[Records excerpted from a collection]
╭──
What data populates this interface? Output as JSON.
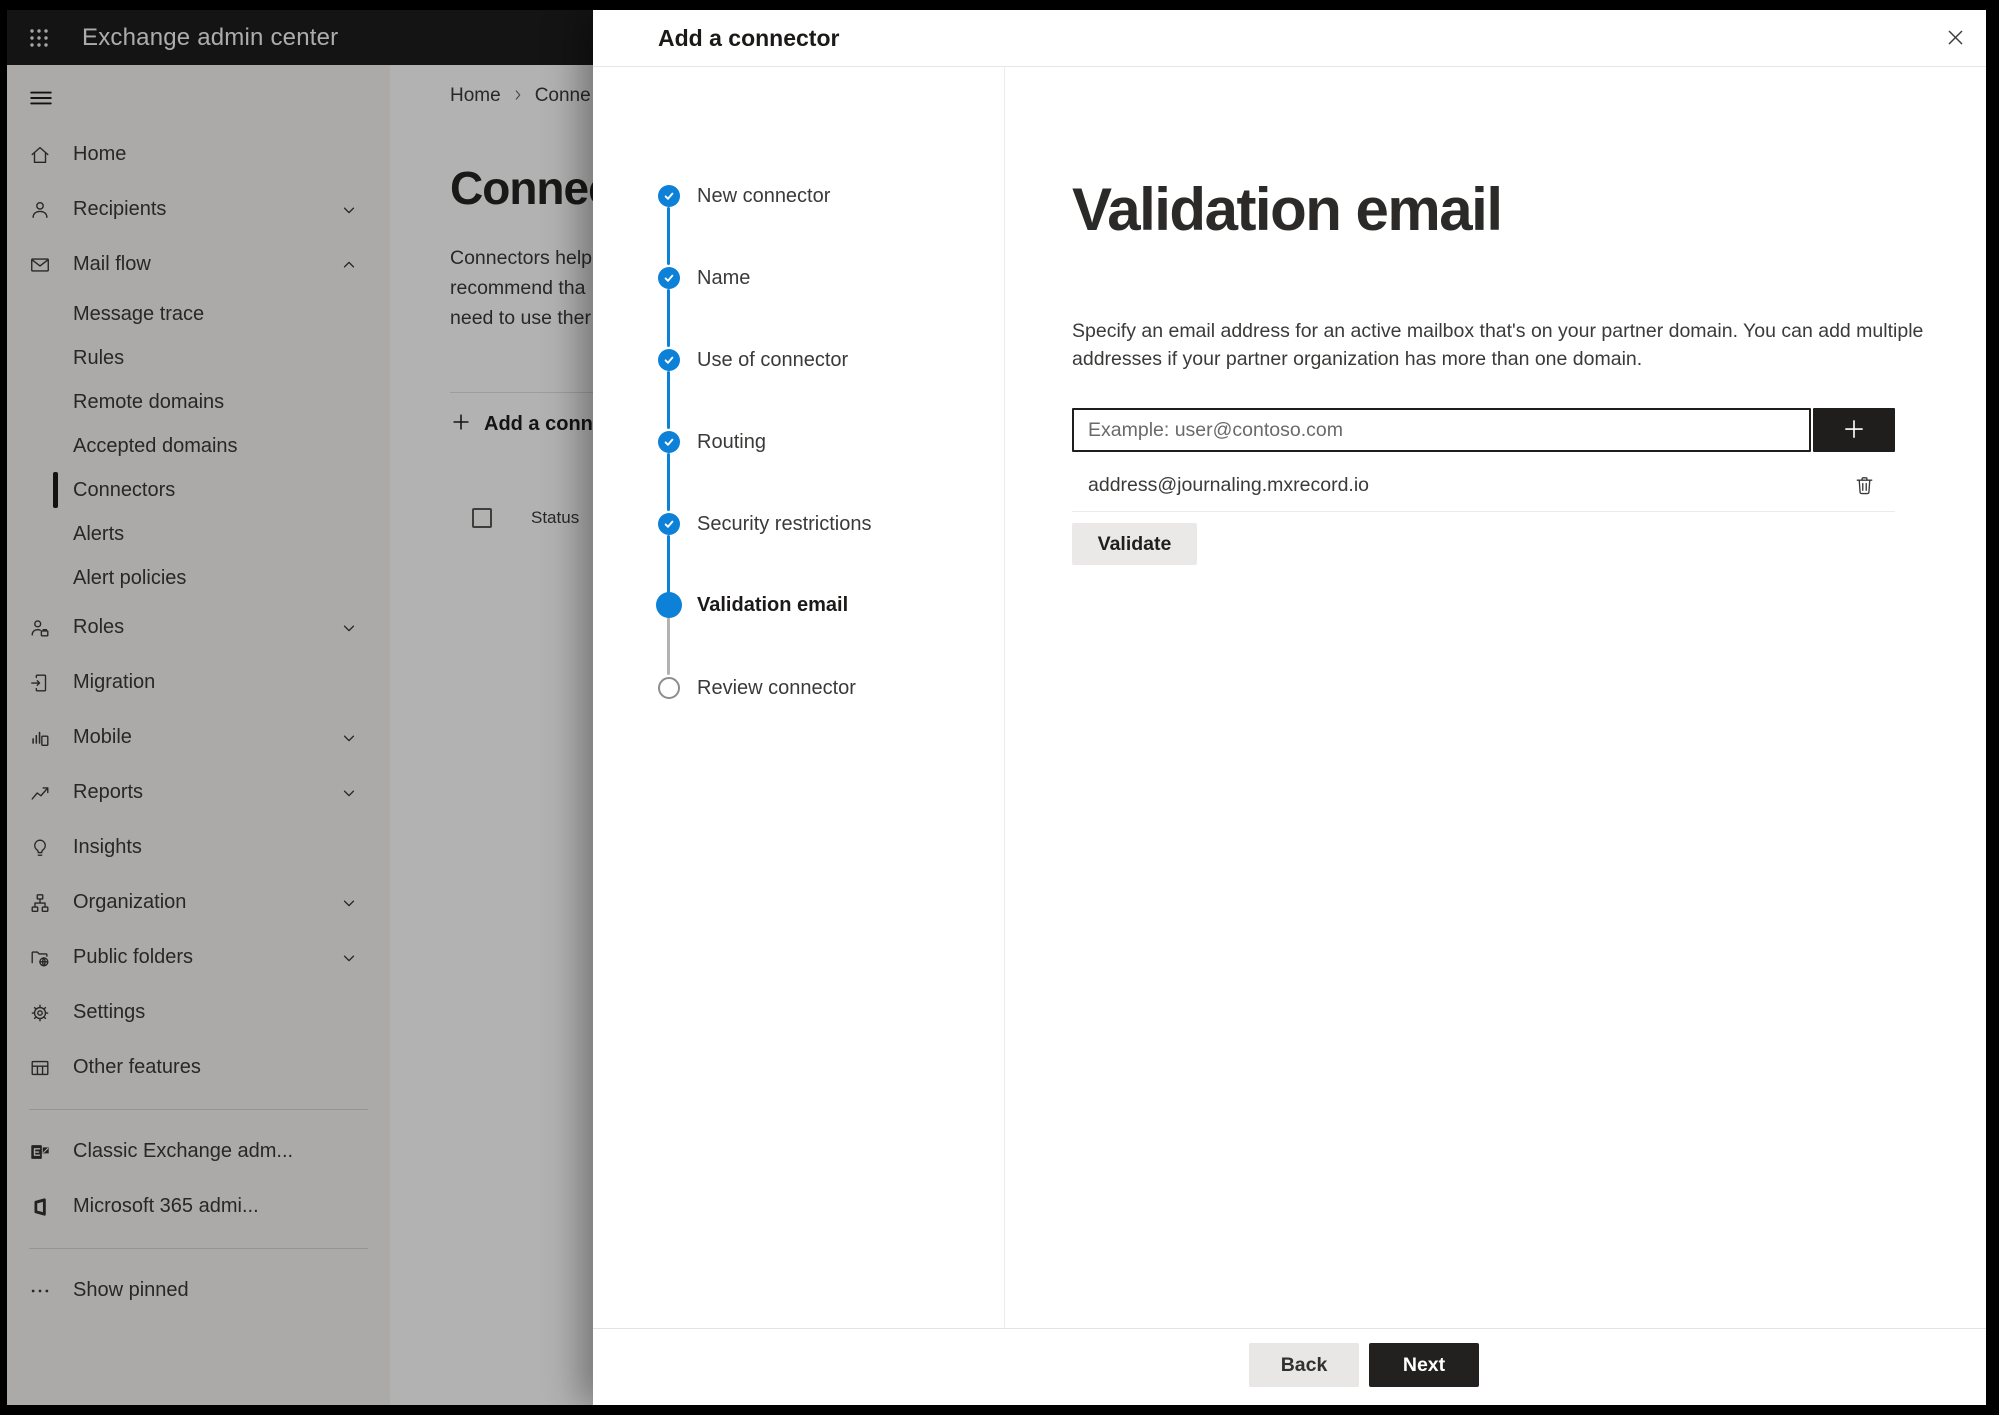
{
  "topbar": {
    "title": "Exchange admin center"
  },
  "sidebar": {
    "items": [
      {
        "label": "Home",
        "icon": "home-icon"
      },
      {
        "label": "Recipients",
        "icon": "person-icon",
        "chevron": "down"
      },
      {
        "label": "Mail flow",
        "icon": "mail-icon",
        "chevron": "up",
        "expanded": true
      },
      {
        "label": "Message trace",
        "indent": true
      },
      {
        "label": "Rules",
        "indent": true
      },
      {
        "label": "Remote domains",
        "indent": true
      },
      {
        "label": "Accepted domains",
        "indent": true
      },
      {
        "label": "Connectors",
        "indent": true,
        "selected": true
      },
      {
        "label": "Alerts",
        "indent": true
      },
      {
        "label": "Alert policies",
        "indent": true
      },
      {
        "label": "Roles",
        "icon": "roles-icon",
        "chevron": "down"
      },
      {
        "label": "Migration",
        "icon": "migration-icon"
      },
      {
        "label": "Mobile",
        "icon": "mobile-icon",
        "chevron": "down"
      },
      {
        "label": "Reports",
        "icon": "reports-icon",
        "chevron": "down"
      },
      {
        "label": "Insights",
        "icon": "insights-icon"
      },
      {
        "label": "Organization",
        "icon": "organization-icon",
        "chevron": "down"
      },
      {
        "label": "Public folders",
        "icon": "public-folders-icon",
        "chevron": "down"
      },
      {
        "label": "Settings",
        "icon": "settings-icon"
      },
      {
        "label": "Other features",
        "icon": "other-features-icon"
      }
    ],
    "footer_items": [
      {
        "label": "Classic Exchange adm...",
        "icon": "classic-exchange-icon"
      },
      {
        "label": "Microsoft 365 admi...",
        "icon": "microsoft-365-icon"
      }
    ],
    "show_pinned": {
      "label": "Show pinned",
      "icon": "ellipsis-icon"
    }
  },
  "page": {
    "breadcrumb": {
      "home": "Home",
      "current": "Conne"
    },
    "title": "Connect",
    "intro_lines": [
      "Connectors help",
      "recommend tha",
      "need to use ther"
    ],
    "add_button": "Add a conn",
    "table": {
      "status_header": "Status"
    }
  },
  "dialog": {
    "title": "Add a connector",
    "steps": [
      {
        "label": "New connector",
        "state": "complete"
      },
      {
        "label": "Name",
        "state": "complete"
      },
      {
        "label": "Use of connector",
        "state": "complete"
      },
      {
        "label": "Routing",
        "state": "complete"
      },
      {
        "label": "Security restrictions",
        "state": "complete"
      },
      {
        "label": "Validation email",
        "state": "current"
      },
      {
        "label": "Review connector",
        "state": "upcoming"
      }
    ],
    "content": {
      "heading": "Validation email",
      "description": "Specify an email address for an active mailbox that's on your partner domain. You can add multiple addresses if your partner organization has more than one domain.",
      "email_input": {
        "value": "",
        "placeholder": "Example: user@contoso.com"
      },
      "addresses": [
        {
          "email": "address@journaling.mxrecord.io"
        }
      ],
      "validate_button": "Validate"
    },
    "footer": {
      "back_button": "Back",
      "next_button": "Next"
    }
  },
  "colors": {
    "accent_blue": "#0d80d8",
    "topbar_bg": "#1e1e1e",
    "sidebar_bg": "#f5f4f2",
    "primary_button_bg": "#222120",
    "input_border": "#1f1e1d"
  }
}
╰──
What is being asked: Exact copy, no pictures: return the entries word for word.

Result of this task:
What data populates this interface? Output as JSON.
{
  "topbar": {
    "title": "Exchange admin center"
  },
  "sidebar": {
    "items": [
      {
        "label": "Home",
        "icon": "home-icon"
      },
      {
        "label": "Recipients",
        "icon": "person-icon",
        "chevron": "down"
      },
      {
        "label": "Mail flow",
        "icon": "mail-icon",
        "chevron": "up",
        "expanded": true
      },
      {
        "label": "Message trace",
        "indent": true
      },
      {
        "label": "Rules",
        "indent": true
      },
      {
        "label": "Remote domains",
        "indent": true
      },
      {
        "label": "Accepted domains",
        "indent": true
      },
      {
        "label": "Connectors",
        "indent": true,
        "selected": true
      },
      {
        "label": "Alerts",
        "indent": true
      },
      {
        "label": "Alert policies",
        "indent": true
      },
      {
        "label": "Roles",
        "icon": "roles-icon",
        "chevron": "down"
      },
      {
        "label": "Migration",
        "icon": "migration-icon"
      },
      {
        "label": "Mobile",
        "icon": "mobile-icon",
        "chevron": "down"
      },
      {
        "label": "Reports",
        "icon": "reports-icon",
        "chevron": "down"
      },
      {
        "label": "Insights",
        "icon": "insights-icon"
      },
      {
        "label": "Organization",
        "icon": "organization-icon",
        "chevron": "down"
      },
      {
        "label": "Public folders",
        "icon": "public-folders-icon",
        "chevron": "down"
      },
      {
        "label": "Settings",
        "icon": "settings-icon"
      },
      {
        "label": "Other features",
        "icon": "other-features-icon"
      }
    ],
    "footer_items": [
      {
        "label": "Classic Exchange adm...",
        "icon": "classic-exchange-icon"
      },
      {
        "label": "Microsoft 365 admi...",
        "icon": "microsoft-365-icon"
      }
    ],
    "show_pinned": {
      "label": "Show pinned",
      "icon": "ellipsis-icon"
    }
  },
  "page": {
    "breadcrumb": {
      "home": "Home",
      "current": "Conne"
    },
    "title": "Connect",
    "intro_lines": [
      "Connectors help",
      "recommend tha",
      "need to use ther"
    ],
    "add_button": "Add a conn",
    "table": {
      "status_header": "Status"
    }
  },
  "dialog": {
    "title": "Add a connector",
    "steps": [
      {
        "label": "New connector",
        "state": "complete"
      },
      {
        "label": "Name",
        "state": "complete"
      },
      {
        "label": "Use of connector",
        "state": "complete"
      },
      {
        "label": "Routing",
        "state": "complete"
      },
      {
        "label": "Security restrictions",
        "state": "complete"
      },
      {
        "label": "Validation email",
        "state": "current"
      },
      {
        "label": "Review connector",
        "state": "upcoming"
      }
    ],
    "content": {
      "heading": "Validation email",
      "description": "Specify an email address for an active mailbox that's on your partner domain. You can add multiple addresses if your partner organization has more than one domain.",
      "email_input": {
        "value": "",
        "placeholder": "Example: user@contoso.com"
      },
      "addresses": [
        {
          "email": "address@journaling.mxrecord.io"
        }
      ],
      "validate_button": "Validate"
    },
    "footer": {
      "back_button": "Back",
      "next_button": "Next"
    }
  },
  "colors": {
    "accent_blue": "#0d80d8",
    "topbar_bg": "#1e1e1e",
    "sidebar_bg": "#f5f4f2",
    "primary_button_bg": "#222120",
    "input_border": "#1f1e1d"
  }
}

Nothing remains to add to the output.